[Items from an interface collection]
┄┄┄┄┄┄┄┄┄┄

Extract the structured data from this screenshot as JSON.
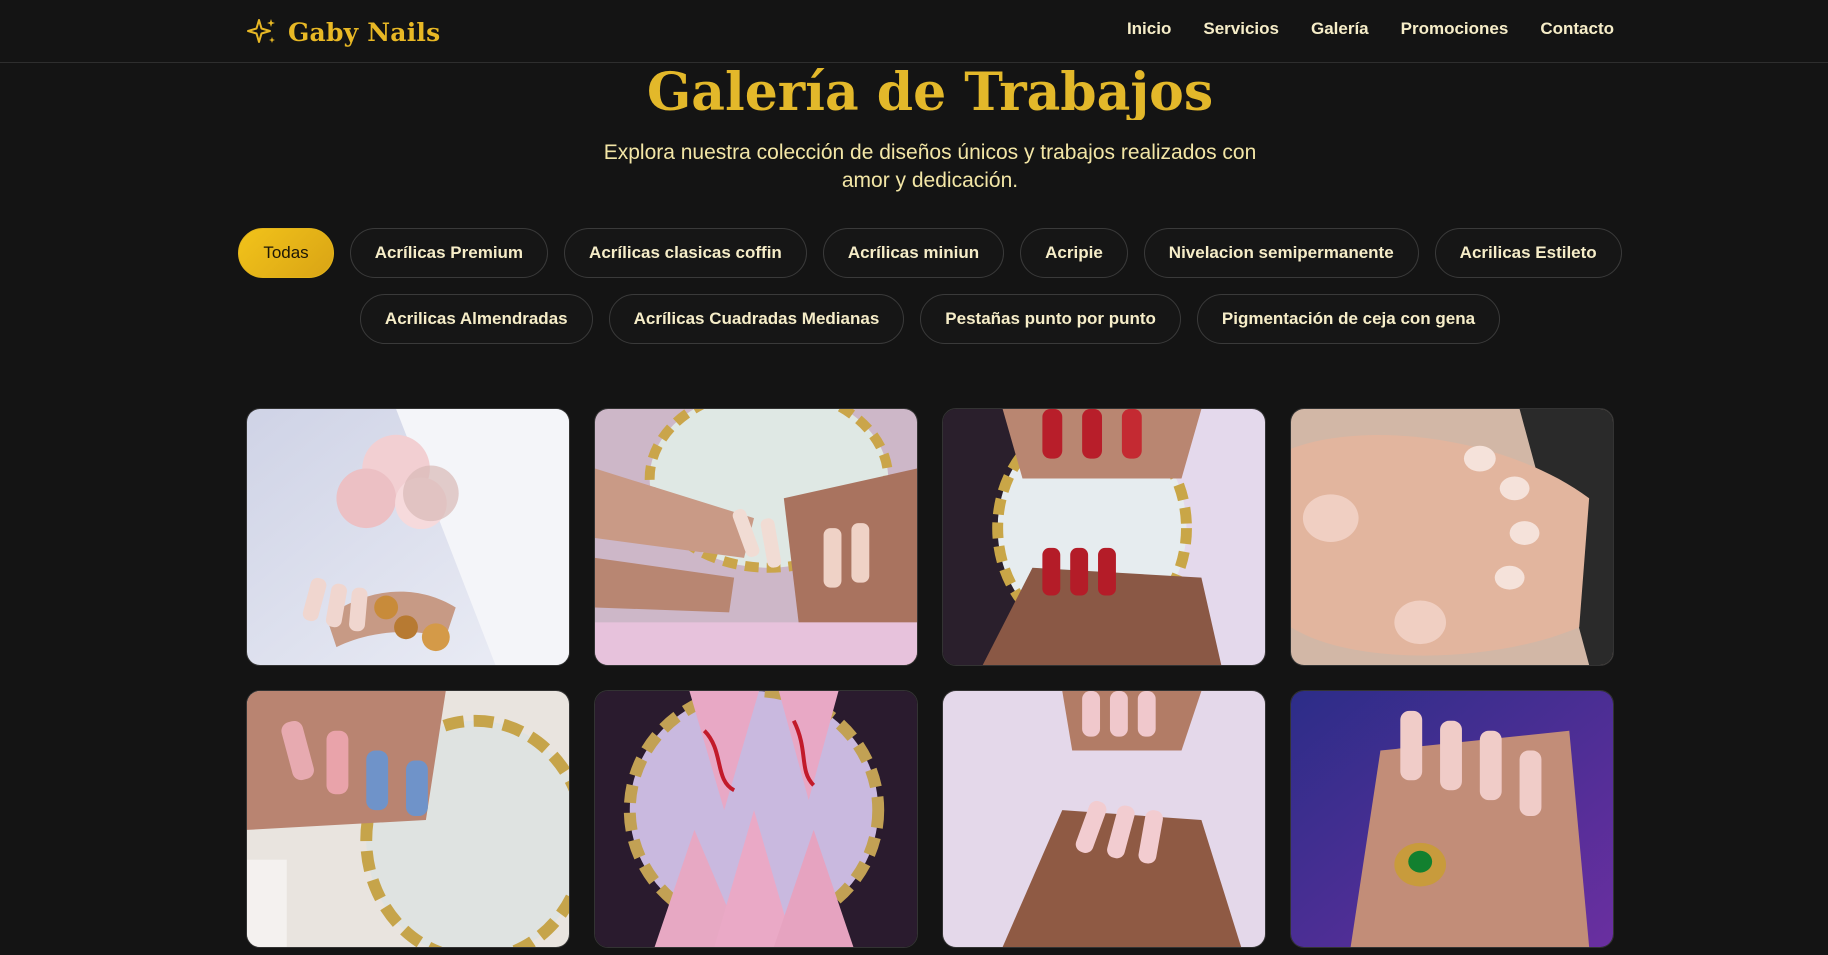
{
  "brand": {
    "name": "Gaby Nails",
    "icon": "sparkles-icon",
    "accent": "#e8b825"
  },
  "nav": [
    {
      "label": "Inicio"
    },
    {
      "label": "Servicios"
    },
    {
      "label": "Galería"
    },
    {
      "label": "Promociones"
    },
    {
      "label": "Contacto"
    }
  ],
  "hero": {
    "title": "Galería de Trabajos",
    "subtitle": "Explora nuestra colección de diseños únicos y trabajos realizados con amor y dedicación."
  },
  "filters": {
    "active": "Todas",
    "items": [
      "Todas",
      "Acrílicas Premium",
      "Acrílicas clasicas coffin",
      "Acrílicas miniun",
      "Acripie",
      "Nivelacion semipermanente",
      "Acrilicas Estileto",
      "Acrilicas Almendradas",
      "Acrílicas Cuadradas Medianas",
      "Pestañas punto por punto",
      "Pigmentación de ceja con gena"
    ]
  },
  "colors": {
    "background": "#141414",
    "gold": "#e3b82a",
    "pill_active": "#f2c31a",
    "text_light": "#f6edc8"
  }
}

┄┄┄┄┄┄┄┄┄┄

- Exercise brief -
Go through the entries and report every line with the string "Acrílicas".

- Output for this task -
      "Acrílicas Premium",
      "Acrílicas clasicas coffin",
      "Acrílicas miniun",
      "Acrílicas Cuadradas Medianas",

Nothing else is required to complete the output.